By Donald Kuspit
On entering Shirazeh Houshiary's show, one saw what appeared to be a group of monochromes—some black, some white, and all square—installed in contrasting groups of large and small works. As one drew nearer to several of the paintings, however, one began to discern the presence of Arabic texts (actually Sufist chants), meticulously transcribed onto the canvas in graphite or pigment, where they proliferate like coral. These inscriptions are clearly legible when examined up close (the fact that they are incomprehensible to most Western readers only adds to their exoticism), and evoke Muslim iconography. From any distance, the work seems to illustrate perfectly Robert Motherwell's observation that abstract painting is a form of mysticism. But just as important, Houshiary has produced convincing monochrome field paintings that refine and intensify "post-painterly abstraction" to uncanny new perceptual effect.
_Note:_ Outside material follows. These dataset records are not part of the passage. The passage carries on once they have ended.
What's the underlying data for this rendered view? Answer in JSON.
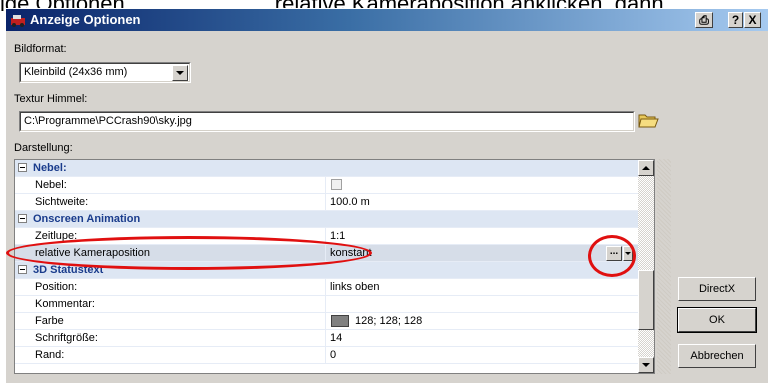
{
  "caption": {
    "left": "ige Optionen",
    "right": "relative Kameraposition anklicken, dann"
  },
  "window": {
    "title": "Anzeige Optionen",
    "buttons": [
      "⎙",
      "?",
      "X"
    ]
  },
  "bildformat": {
    "label": "Bildformat:",
    "value": "Kleinbild (24x36 mm)"
  },
  "textur": {
    "label": "Textur Himmel:",
    "value": "C:\\Programme\\PCCrash90\\sky.jpg"
  },
  "darstellung": {
    "label": "Darstellung:"
  },
  "grid": {
    "rows": [
      {
        "type": "category",
        "name": "Nebel:"
      },
      {
        "type": "prop",
        "name": "Nebel:",
        "value": ""
      },
      {
        "type": "prop",
        "name": "Sichtweite:",
        "value": "100.0 m"
      },
      {
        "type": "category",
        "name": "Onscreen Animation"
      },
      {
        "type": "prop",
        "name": "Zeitlupe:",
        "value": "1:1"
      },
      {
        "type": "prop",
        "name": "relative Kameraposition",
        "value": "konstant",
        "selected": true
      },
      {
        "type": "category",
        "name": "3D Statustext"
      },
      {
        "type": "prop",
        "name": "Position:",
        "value": "links oben"
      },
      {
        "type": "prop",
        "name": "Kommentar:",
        "value": ""
      },
      {
        "type": "prop",
        "name": "Farbe",
        "value": "128; 128; 128"
      },
      {
        "type": "prop",
        "name": "Schriftgröße:",
        "value": "14"
      },
      {
        "type": "prop",
        "name": "Rand:",
        "value": "0"
      }
    ],
    "ellipsis": "..."
  },
  "side_buttons": {
    "directx": "DirectX",
    "ok": "OK",
    "cancel": "Abbrechen"
  },
  "colors": {
    "annotation": "#e01010",
    "titlebar": "#0a246a",
    "category_text": "#1a3c8c"
  }
}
Kenneth Noland seems a particular, if oblique, influence on Houshiary, as suggested by the circular imagery in a number of works—in Luminous darkness, 1998, the center is marked by a yellowish bull'seye—and by the highly nuanced surface. Even more crucially, at least from my point of view, Houshiary's paintings are unabashedly aesthetic, indeed beautiful. Under the auspices of religious idealism, these works become formally ideal. Like abstraction, beauty has also been thought to have mystical import, that is, regarded as a mode of transcendence and self-recovery. Houshiary's works restore spiritual feeling to abstract painting, which, under Greenberg's ministrations, had become mindlessly materialistic. As titles such as Brittle Moment, Presence, and Veil indicate, Houshiary's canvases seem to "picture" a perceptual epiphany—the moment that spirit becomes manifest and one realizes that there is a center to existence and to one's being.
Houshiary's titles make clear as well that she is in pursuit of what has traditionally been called the sublime; for her, beauty is its surface. The physical experience of approaching her paintings, then, is in effect a spiritual experience, that is, a process of initiation and revelation. From a distance they look like blank slates; as one gets closer one sees the more or less clear mandala-like, peculiarly dense form embedded in their seemingly amorphous surface; and up close one discovers the intricate, excited, minute detail. The emerging center comes to represent the ritualized concentration necessary for inner illumination. Equally important, from a purely painting point of view, Houshiary's works show a patient perfectionism that seems increasingly rare today, and thus all the more admirable.